Neil
20 days ago

I heated it in the microwave. Stirred every 1 minute. Just as recommended for Birds custard powder. Worked beautifully and no burnt milk in the pan.
Neil

I don’t know what I did wrong! It was bitter and didn’t set 🙁

Mila
Mila
11 days ago

Didnt have cocoa powder so I put choc buttons in the milk, turned out really nice. Thanks Gemma

Patricia Paunero
Patricia Paunero
21 days ago

It looks delicious! would it work Erythritol as a substitute for sugar in this dessert? Thank you.

Mné Kidwell
21 days ago

In progress!!! Can’t wait!!

Samaira
21 days ago

Love the recipe but it yields a little too much, is there any way this can be halved? Pls reply as I would like to make this again…

Binu George
21 days ago

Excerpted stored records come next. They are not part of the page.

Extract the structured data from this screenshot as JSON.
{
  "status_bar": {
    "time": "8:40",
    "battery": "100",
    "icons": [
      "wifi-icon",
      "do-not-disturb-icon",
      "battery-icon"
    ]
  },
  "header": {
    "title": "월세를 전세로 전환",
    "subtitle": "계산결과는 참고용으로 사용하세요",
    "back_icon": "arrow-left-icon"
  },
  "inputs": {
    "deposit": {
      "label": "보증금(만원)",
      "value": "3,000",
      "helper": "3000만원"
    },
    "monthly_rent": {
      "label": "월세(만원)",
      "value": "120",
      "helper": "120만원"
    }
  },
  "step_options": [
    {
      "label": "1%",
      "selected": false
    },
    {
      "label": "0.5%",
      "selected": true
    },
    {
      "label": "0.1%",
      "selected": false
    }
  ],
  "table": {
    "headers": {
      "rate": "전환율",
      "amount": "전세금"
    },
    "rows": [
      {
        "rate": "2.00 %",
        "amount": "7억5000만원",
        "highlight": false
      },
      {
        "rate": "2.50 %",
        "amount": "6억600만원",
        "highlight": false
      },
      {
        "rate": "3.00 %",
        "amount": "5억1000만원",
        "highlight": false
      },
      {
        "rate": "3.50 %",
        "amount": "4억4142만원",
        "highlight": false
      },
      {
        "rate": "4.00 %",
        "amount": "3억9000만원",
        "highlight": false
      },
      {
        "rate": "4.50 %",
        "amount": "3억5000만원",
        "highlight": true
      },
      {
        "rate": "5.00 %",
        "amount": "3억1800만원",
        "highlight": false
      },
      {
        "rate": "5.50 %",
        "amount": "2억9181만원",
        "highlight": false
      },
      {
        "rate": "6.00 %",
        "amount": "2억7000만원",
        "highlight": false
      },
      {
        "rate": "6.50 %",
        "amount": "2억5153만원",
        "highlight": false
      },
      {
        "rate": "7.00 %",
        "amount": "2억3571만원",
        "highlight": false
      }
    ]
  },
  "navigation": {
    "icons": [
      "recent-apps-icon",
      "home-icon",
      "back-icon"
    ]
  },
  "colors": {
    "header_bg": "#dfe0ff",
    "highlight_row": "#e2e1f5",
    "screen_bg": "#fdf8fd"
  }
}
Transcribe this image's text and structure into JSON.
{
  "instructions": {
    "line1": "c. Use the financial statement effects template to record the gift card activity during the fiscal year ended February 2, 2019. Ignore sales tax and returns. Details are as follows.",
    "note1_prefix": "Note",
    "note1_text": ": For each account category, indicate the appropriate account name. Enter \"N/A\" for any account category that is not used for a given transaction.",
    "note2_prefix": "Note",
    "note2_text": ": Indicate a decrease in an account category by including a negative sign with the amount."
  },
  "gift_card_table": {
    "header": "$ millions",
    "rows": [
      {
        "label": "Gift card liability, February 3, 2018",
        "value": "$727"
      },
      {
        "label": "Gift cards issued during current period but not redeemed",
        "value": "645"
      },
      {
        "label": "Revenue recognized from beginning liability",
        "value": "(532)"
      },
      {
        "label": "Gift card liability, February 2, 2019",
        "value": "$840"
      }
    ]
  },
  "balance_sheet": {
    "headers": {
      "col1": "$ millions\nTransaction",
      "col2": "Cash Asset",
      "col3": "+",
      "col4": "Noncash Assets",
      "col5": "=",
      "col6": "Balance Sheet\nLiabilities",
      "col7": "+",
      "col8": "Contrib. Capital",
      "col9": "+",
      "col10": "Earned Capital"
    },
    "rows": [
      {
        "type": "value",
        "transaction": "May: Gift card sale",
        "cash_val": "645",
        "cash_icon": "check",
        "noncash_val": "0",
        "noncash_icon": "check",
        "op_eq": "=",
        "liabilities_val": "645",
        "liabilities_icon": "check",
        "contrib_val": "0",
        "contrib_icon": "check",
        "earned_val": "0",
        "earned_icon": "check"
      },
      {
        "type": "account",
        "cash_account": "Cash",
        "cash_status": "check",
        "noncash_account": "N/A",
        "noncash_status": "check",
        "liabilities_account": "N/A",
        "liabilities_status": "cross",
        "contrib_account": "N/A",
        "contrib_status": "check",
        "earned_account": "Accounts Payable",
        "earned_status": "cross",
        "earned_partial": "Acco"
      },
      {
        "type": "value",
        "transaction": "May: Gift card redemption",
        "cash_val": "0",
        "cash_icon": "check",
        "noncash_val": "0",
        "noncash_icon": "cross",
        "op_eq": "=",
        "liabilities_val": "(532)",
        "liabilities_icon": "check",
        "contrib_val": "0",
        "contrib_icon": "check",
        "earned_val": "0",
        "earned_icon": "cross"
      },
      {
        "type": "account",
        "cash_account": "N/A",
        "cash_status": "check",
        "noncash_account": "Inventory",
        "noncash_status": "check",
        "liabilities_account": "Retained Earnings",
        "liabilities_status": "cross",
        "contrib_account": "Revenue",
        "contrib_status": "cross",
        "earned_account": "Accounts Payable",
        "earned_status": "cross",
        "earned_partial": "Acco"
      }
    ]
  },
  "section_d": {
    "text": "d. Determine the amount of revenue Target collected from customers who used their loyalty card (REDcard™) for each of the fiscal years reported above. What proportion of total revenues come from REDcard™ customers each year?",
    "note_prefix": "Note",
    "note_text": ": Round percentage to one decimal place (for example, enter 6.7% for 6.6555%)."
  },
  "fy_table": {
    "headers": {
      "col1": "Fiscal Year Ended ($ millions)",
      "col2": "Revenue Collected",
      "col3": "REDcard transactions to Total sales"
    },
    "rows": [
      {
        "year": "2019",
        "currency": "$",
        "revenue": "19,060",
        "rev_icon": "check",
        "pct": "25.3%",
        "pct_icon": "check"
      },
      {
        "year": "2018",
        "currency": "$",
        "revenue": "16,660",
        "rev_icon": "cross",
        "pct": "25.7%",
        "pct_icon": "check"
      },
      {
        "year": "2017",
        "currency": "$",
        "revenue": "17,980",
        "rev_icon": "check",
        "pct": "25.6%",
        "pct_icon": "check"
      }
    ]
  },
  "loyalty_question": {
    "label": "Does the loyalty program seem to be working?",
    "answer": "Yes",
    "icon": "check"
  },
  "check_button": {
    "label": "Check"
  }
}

Hello, I would like to try this , what could I substitute for corn starch? Maybe rice flour or arrowroot? Thanks

Frances
22 days ago

I enjoyed this as a child in England (I live in Canada now) but it came in many flavours, I remember a strawberry flavour. How would I incorporate this flavour and others in the recipe?
Just love your recipes, your site is the first one I go to if looking for a recipe.

Jasmine
Jasmine
22 days ago

This was really good! It was also really easy to make! The texture and flavor are amazing :D.

brie
brie
22 days ago

can rice flour be substituted for cornstarch?

About Us

Meet Gemma

About Us

Meet Gemma

Hi Bold Bakers! I’m Gemma Stafford, a professional chef originally from Ireland, and I want to help you bake with confidence anytime, anywhere! No matter your skills, I have you covered. Sign up for my FREE weekly emails and join millions of other Bold Bakers in the community for new recipes, baking techniques, and more every week!